▸ THE TASK:
Go through the entries below and collect each line with the string "handle" in it.

===== RECORDS SUPPLIED

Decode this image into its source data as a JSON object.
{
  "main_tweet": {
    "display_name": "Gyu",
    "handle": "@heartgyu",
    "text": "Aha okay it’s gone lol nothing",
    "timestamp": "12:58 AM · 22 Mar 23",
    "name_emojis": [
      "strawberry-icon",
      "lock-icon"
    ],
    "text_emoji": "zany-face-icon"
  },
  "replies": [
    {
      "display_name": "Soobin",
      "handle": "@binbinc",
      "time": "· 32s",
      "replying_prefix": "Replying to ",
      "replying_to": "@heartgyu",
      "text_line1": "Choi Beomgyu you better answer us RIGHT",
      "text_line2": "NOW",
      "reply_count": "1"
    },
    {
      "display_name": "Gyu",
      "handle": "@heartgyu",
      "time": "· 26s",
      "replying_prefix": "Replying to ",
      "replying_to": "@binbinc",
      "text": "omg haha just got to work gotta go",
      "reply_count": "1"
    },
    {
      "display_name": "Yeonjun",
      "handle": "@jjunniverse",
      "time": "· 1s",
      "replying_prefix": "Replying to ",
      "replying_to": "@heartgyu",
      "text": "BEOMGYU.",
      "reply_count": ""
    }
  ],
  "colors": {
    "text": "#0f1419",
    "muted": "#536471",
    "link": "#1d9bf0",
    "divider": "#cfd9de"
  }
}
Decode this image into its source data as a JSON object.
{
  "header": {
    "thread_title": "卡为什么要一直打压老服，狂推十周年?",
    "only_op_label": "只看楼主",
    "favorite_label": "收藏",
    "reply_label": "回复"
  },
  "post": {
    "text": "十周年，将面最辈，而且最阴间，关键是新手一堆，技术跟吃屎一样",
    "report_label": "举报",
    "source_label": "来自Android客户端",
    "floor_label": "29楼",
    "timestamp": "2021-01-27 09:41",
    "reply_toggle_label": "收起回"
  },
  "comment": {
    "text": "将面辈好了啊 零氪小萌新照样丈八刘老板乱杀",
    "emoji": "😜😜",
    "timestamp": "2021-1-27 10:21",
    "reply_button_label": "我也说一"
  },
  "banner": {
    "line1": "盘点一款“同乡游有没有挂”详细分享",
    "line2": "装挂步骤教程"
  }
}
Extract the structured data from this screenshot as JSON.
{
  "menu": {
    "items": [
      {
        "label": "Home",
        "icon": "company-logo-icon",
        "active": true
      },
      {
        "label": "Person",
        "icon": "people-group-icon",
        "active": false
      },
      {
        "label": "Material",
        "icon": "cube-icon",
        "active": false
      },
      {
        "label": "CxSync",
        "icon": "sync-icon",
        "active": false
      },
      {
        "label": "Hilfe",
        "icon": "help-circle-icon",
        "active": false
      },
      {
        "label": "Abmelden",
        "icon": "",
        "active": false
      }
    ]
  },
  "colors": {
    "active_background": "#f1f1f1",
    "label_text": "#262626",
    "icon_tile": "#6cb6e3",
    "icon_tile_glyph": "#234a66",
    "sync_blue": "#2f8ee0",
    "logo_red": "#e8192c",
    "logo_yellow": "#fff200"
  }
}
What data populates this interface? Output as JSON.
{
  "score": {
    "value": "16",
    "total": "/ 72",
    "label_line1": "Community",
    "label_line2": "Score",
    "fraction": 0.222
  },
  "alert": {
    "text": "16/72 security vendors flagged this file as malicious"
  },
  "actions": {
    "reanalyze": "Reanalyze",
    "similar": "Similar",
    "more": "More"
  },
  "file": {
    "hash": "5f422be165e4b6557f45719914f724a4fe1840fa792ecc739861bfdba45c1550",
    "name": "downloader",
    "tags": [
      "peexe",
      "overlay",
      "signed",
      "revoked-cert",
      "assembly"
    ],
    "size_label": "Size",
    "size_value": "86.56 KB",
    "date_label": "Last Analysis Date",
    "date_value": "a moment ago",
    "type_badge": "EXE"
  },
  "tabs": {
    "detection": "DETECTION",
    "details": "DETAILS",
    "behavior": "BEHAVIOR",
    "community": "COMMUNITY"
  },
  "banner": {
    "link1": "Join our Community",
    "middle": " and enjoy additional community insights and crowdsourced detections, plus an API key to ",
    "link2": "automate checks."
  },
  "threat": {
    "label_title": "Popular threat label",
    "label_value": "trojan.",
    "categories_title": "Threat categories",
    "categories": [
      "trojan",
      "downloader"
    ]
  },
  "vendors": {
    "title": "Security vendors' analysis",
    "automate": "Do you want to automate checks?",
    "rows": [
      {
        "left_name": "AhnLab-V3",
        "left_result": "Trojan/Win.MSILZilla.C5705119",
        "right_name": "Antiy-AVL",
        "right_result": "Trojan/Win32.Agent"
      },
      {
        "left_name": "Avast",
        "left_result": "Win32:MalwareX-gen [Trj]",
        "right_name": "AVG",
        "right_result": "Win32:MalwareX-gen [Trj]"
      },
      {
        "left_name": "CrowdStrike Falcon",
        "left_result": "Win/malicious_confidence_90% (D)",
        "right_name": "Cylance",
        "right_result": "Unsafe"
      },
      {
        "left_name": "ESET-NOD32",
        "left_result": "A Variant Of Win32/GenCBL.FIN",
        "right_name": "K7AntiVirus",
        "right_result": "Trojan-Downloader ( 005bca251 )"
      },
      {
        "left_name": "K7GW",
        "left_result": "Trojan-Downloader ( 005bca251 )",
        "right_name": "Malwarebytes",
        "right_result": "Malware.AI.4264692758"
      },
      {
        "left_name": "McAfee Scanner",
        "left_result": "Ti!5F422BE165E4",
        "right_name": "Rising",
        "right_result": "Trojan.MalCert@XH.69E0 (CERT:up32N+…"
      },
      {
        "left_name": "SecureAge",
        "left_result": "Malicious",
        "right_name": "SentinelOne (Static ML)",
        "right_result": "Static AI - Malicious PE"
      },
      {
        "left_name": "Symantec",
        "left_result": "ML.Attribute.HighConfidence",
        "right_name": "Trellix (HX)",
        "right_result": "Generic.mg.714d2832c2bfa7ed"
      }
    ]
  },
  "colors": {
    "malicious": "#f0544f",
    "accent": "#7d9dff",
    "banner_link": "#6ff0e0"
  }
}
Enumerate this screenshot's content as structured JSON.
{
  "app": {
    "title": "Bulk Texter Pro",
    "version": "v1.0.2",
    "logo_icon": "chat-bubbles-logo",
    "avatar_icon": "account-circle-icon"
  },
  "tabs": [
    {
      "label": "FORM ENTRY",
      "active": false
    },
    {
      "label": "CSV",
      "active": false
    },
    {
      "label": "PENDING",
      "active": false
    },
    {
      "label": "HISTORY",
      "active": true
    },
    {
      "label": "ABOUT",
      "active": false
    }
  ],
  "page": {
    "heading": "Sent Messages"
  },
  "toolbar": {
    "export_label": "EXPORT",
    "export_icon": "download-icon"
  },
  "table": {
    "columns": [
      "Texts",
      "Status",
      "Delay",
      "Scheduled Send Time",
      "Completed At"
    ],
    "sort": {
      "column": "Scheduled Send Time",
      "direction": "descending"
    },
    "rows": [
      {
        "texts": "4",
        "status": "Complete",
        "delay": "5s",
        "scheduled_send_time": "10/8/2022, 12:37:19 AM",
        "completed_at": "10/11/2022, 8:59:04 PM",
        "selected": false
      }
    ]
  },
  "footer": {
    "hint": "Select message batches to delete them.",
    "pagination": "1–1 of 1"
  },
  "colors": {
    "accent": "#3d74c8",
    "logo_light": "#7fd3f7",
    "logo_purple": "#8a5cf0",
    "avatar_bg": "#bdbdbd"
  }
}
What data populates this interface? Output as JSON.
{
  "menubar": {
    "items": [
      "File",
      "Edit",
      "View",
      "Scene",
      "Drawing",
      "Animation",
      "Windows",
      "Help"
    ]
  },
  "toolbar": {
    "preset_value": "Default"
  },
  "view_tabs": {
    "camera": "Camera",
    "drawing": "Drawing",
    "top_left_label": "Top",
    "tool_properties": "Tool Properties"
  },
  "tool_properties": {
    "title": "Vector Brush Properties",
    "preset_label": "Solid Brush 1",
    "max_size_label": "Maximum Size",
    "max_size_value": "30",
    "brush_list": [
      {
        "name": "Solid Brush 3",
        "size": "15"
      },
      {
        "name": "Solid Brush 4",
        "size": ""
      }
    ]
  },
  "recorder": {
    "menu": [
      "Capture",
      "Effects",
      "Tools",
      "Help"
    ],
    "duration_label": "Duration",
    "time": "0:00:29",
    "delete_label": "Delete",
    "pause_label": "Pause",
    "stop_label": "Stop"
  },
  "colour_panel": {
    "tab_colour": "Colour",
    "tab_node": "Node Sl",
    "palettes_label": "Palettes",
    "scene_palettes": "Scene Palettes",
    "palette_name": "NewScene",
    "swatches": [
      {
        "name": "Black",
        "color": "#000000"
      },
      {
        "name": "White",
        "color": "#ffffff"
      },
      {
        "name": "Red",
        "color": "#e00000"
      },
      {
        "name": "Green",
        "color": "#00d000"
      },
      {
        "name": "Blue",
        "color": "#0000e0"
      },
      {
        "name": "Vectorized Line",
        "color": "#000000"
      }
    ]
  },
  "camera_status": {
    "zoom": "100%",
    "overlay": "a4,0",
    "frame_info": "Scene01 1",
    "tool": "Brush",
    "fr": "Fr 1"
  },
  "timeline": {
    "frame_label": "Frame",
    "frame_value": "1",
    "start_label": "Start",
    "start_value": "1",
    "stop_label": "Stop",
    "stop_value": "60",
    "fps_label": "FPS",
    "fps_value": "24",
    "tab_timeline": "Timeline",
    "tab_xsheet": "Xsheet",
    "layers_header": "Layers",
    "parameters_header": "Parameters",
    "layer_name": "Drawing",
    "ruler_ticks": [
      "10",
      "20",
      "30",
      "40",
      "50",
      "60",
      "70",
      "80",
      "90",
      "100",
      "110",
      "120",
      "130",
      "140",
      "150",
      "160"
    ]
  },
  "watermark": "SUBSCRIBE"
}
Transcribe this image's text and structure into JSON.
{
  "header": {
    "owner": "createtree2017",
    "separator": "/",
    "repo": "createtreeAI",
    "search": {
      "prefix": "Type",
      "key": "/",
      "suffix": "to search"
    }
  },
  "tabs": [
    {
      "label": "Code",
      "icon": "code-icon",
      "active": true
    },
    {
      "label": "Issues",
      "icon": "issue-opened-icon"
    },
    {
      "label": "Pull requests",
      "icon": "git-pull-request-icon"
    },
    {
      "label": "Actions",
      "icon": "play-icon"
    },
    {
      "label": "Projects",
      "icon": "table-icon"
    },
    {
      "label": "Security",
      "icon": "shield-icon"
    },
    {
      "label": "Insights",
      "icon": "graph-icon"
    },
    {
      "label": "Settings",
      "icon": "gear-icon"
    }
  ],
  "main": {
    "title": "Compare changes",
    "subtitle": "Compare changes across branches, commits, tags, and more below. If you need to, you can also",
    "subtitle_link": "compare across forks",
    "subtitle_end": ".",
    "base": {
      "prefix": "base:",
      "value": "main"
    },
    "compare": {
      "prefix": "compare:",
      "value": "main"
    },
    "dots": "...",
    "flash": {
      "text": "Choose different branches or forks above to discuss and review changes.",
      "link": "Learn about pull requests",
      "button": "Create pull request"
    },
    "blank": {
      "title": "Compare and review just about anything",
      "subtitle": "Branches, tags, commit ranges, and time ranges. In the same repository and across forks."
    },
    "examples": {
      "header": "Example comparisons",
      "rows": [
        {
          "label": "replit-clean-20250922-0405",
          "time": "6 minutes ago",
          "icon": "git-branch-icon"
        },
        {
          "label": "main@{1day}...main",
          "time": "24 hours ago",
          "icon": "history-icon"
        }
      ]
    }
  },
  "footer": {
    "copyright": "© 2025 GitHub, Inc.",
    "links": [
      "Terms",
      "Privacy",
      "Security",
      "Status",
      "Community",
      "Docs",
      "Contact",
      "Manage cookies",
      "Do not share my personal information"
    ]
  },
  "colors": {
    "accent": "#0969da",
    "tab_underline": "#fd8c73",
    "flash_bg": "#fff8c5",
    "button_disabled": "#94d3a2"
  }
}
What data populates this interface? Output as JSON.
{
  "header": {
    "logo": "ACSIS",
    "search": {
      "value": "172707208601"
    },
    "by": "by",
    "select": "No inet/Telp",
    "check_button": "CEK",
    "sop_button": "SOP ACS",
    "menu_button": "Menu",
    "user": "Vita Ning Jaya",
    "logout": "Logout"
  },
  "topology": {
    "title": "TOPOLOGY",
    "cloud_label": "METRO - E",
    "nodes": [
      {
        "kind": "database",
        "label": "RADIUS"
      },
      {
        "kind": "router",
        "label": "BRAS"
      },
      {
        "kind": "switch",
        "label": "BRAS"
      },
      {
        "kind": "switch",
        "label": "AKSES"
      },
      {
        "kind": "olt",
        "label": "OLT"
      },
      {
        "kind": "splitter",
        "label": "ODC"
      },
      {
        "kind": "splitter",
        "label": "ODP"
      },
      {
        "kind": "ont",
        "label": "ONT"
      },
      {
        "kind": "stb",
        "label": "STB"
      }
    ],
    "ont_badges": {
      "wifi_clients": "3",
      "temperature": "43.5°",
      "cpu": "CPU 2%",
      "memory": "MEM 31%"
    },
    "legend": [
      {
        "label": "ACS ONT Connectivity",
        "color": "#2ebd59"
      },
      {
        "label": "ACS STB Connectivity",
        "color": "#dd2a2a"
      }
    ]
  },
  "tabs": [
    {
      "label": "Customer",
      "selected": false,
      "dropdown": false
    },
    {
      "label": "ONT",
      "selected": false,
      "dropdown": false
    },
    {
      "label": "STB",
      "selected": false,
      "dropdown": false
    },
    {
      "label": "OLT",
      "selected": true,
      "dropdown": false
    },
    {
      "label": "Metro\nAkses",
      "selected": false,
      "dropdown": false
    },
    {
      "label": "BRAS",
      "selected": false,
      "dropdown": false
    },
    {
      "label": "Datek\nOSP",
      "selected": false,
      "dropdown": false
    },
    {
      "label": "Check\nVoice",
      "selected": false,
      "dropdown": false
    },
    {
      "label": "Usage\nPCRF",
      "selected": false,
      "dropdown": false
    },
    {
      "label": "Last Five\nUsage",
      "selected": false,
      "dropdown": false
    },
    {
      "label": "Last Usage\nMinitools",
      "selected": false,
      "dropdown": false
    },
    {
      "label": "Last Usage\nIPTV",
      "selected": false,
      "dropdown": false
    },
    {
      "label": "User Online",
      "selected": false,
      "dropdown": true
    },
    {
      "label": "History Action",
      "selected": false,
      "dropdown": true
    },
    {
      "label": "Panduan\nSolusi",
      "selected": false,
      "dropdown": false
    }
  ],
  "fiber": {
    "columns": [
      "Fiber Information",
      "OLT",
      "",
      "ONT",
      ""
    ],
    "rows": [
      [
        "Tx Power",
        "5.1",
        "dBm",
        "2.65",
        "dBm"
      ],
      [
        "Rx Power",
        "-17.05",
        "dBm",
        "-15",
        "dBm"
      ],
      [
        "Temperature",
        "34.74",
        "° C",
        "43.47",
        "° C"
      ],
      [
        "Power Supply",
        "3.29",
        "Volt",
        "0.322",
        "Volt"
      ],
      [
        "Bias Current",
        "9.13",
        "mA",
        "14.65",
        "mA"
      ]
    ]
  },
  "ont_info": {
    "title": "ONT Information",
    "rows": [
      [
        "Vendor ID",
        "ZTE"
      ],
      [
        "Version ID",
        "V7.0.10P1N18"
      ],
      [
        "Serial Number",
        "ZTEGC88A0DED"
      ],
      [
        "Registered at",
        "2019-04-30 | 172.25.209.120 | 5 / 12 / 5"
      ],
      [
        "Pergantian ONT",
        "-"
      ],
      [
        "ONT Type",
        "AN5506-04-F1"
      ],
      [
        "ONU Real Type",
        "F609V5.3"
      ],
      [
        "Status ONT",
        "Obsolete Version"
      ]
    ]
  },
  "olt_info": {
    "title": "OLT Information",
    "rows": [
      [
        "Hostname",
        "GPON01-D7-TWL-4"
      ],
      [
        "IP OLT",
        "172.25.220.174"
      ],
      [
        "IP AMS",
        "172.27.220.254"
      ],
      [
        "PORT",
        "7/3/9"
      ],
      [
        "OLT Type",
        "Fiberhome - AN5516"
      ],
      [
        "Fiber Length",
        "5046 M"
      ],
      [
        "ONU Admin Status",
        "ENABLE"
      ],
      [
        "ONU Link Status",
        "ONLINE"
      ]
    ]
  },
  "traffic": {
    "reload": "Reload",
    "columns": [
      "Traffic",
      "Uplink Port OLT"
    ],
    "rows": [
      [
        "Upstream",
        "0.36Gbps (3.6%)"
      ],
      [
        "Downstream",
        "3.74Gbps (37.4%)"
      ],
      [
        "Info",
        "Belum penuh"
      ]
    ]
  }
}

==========

▸ ANSWER TO THE PROBLEM:
    "handle": "@heartgyu",
      "handle": "@binbinc",
      "handle": "@heartgyu",
      "handle": "@jjunniverse",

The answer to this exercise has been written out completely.